November 17, 2006

Economic Opportunity & Jobs

By Senator Lena C. Taylro

Did you know that recent studies show that nearly 43% of working-age Milwaukee residents do not have jobs? Also, our metro area has the highest rate of racial disparities in employment in the country – about 59% of working-age black males in Milwaukee are unemployed.  To make matters worse, although our population is increasing, so is the city’s poverty rate. And as a result, Milwaukee’s inner city is now expanding outwards to include the Northwest Side.

I look forward to the day when businesses and corporations are knocking down the doors to our city. In order to make this dream a reality, we need to market ourselves as a desirable workforce. But, how can we make this happen?

First, we need to become involved in decisions that affect our ability to attain and hold jobs. For example, the Department of Transportation proposed to eliminate 14 bus routes while increasing fares which would create barriers for numerous employees who use the transit system to get to work.  If Milwaukee residents had not voiced themselves that proposal could have made it to County Executive Scott Walker’s final budget. It is imperative for us to make ourselves heard to protect our best interests.

Secondly, we must be informed of opportunities that are already available for us. Against the odds, many of us have prospered by opening our own businesses. And I want to make sure that others know that it is an attainable goal. Wisconsin's Disadvantaged Business Enterprise and Minority Business Enterprise programs are great ways for you to start and grow your business. To learn more, you can call 608-267-7806.

If the larger businesses and corporations won't come to us then we need to commit to our own progress.  We have to take fate into our own hands and create our own paths. We also need to shape our children’s fate to ensure their success as well.

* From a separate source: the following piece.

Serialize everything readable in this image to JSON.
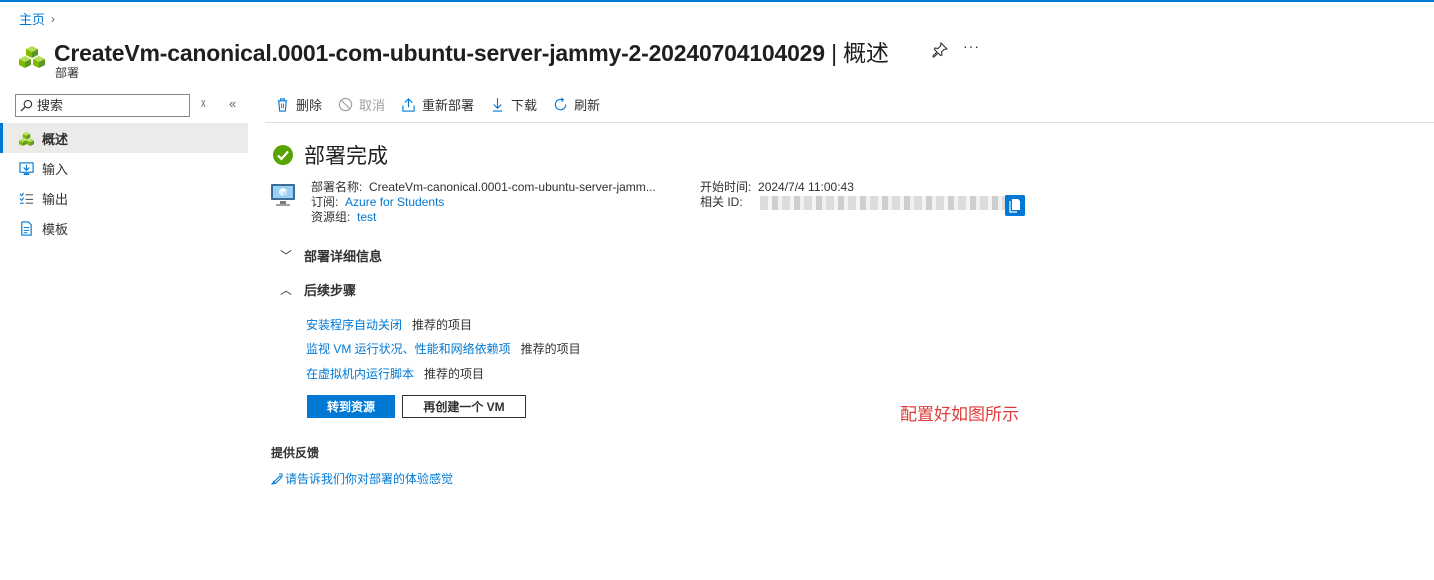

Lastly, we have got to make sure that our children do not follow the patterns of our past.  For many years, Milwaukee’s high school graduation rate has had some of the lowest in the country.   Studies consistently prove that a stable early childhood education not only produces better students, but also more productive and successful citizens in general. It appears that before we talk about college or high school education, we need to address the root of the problem which is early education.

So, parents, aunts, uncles, grandparents and friends, its time to stress a sound educational foundation. There are many options available but it is evident that more are needed in our area. For starters you could ask your local schools, churches and community organizations about free and affordable after-school programs that will assist in building upon your child’s early education.

It is up to us Milwaukee; we must voice ourselves and become involved in changes that affect our everyday lives; we need to take advantage of programs that are in place to help us succeed; and we have to realize that there will not be change unless Milwaukee's rising generations are able to avoid the pitfalls that have plagued so many in the past. If we will not be given our opportunity, then it is time for us to create the opportunity for ourselves.